May 16, 2011 – 10:45 p.m.

Bill Would Present Presidents With Greater Rescission Power

House Budget Chairman Paul D. Ryan says his committee will advance a bipartisan proposal to give presidents more power to challenge discretionary spending approved by Congress.

As both parties prepare for a showdown on increasing the debt limit, the Wisconsin Republican says he will push for floor action this summer on budget process changes including a bill he is drafting to provide the president with “enhanced rescission authority.”

Such action is unlikely before the latter part of June, but Ryan predicts that his measure will attract bipartisan support, even in the midst of what is shaping up to be a partisan battle over spending and the debt limit.

Ryan is working with Chris Van Hollen of Maryland, the Budget panel’s top Democrat, who has added language to his own rescission bill (HR 1043) to make clear that funds from rescissions would not be spent elsewhere. “The White House supports my bill,” Van Hollen said.

Ryan said he has also reached out to senators, including John McCain, R-Ariz., and Thomas R. Carper, D-Del., supporters of a similar proposal (S 102).

President Obama has twice asked Congress for such authority, in both his fiscal 2012 and fiscal 2010 budget proposals.

Ryan’s bill would allow a president to challenge portions of appropriations bills. Congress would have to vote to either delete or protect the spending items.

By leaving the ultimate fate of the spending in the hands of the legislative branch, the approach is designed to satisfy the Supreme Court, which in 1998 ruled that a law granting the president line-item veto power (PL 104-130) was an unconstitutional expansion of presidential power.

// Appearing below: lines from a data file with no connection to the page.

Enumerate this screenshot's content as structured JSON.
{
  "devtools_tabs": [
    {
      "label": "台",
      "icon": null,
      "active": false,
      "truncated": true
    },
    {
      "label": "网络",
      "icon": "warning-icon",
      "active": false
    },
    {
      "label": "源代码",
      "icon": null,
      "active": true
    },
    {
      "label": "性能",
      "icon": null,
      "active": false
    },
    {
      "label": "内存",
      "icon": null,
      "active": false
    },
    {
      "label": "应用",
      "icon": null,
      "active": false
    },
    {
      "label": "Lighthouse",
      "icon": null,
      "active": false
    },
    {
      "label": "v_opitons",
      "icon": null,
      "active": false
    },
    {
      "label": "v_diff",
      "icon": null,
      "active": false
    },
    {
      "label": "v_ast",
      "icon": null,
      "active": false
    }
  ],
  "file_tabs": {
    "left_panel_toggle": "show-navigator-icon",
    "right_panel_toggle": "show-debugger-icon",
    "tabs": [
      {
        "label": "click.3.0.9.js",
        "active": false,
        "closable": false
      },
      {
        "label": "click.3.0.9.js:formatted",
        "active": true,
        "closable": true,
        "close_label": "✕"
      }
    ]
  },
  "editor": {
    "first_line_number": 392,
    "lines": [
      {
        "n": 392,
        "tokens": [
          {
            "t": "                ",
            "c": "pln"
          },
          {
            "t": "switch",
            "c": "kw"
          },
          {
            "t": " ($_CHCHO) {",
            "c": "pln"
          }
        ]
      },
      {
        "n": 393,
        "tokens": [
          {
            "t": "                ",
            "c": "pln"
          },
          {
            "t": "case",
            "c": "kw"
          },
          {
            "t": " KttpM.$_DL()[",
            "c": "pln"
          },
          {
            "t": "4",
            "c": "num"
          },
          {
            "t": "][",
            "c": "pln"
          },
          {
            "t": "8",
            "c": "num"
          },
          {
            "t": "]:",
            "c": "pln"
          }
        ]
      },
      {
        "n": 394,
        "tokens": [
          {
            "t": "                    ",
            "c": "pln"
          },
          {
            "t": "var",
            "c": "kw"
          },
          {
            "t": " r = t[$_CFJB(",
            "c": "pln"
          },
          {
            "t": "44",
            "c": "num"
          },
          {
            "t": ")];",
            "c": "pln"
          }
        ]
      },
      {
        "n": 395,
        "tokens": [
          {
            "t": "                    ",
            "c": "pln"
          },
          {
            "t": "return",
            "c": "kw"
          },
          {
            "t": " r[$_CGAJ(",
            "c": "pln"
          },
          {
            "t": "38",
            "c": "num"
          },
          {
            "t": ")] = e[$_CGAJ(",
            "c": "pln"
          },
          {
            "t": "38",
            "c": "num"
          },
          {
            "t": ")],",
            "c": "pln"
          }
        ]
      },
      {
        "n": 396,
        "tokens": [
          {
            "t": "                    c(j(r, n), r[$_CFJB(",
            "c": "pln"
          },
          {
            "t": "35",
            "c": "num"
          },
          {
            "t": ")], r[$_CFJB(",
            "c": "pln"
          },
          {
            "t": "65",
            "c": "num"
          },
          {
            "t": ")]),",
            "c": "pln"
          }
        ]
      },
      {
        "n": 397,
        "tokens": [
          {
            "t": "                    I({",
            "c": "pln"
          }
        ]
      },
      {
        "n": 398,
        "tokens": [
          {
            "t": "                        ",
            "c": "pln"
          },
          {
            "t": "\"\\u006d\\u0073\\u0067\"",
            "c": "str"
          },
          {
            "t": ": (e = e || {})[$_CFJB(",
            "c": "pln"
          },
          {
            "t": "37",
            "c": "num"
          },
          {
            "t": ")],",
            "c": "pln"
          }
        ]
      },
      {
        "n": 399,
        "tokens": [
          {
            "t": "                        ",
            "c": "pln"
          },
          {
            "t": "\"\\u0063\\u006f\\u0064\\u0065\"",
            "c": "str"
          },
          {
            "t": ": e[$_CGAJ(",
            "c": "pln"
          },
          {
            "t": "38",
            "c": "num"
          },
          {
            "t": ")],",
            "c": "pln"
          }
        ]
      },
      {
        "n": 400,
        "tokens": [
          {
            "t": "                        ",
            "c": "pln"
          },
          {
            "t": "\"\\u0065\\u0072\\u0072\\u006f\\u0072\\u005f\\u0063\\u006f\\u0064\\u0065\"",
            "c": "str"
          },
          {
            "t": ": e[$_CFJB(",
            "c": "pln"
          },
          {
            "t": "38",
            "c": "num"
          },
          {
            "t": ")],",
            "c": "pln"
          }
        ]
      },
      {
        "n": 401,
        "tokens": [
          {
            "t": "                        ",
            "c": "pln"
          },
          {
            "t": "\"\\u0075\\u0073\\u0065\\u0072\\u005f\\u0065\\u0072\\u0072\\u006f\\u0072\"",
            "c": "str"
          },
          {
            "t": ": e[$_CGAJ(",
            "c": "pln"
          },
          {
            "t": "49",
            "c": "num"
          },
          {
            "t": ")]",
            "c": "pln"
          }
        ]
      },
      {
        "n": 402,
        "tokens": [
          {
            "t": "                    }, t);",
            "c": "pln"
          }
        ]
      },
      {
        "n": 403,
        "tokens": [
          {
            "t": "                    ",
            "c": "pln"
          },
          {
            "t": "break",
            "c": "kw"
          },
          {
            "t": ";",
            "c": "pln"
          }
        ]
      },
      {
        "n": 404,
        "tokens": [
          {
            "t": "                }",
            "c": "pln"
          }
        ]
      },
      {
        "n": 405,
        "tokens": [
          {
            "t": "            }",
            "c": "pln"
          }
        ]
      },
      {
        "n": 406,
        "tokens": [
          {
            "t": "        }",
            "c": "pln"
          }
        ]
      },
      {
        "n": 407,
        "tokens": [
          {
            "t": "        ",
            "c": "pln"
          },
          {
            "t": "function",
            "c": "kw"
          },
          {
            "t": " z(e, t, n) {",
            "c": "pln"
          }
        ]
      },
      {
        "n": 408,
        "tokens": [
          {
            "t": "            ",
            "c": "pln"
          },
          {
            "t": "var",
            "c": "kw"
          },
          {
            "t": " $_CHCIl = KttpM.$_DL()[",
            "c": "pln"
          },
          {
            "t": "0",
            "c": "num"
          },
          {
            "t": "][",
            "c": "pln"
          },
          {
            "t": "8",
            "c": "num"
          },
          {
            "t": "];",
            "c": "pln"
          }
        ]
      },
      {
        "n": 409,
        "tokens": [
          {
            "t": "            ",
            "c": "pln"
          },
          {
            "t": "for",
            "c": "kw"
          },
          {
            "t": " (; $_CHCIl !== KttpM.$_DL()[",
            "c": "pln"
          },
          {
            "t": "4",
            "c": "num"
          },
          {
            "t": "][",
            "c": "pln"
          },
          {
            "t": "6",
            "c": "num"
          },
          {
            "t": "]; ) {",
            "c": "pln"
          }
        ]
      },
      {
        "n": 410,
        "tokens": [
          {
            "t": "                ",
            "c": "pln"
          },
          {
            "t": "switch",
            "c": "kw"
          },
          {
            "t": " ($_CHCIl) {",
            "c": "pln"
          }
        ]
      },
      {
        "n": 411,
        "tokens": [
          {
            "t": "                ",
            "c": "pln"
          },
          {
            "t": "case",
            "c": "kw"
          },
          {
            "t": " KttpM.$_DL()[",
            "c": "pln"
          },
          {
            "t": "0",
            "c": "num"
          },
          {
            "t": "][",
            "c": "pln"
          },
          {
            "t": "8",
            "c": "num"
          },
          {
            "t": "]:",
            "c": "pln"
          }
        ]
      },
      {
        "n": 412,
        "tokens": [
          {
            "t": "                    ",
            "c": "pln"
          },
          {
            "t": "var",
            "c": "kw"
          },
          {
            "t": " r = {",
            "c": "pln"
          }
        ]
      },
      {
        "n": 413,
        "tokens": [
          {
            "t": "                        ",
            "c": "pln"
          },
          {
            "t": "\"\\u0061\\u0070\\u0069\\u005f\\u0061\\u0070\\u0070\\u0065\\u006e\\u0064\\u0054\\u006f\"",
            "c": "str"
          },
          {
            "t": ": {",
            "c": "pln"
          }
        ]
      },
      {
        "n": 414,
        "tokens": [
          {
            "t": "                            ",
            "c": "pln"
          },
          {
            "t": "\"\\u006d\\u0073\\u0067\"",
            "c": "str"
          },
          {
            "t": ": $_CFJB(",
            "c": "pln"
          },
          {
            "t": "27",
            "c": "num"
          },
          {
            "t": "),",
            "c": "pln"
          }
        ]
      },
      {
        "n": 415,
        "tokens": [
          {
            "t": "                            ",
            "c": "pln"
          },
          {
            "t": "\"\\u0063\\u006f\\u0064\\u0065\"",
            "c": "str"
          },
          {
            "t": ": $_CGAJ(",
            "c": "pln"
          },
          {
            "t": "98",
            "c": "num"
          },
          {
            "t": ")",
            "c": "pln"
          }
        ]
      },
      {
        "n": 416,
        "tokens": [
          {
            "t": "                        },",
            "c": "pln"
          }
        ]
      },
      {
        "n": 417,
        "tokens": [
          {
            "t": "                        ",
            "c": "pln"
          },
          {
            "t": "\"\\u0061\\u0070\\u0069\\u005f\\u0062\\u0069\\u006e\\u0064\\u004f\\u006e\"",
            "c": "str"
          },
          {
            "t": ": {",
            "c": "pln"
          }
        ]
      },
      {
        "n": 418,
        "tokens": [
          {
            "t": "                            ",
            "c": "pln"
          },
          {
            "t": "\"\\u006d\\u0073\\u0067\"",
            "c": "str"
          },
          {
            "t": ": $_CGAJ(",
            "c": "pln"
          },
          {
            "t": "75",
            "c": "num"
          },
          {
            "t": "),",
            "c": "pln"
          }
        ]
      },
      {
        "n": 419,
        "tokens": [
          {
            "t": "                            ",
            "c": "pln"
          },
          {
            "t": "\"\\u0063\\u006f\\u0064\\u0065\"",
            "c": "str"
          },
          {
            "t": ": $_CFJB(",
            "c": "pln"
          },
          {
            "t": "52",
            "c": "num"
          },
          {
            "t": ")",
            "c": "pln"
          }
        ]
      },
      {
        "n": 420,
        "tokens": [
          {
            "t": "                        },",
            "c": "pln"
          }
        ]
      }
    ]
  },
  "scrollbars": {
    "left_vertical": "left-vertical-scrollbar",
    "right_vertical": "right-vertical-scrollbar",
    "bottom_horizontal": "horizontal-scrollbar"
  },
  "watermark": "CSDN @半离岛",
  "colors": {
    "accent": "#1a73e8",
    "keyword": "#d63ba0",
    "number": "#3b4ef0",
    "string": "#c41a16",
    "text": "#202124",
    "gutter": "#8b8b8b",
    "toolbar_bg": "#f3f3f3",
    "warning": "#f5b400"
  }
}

Supporters of granting the executive branch more power say doing so would save money. But opponents, including Senate Appropriations Chairman Daniel K. Inouye, D-Hawaii, argue that it would shift too much power from Congress.

In 2006, Ryan helped win House passage of an enhanced rescission proposal, only to see it die in the Senate. Obama, as an Illinois senator, voted against ending a filibuster of a minimum wage bill that would have handed enhanced rescission power to President George W. Bush.

But Ryan said the proposal appears to be gaining momentum. “It has got a better shot this time,” he said.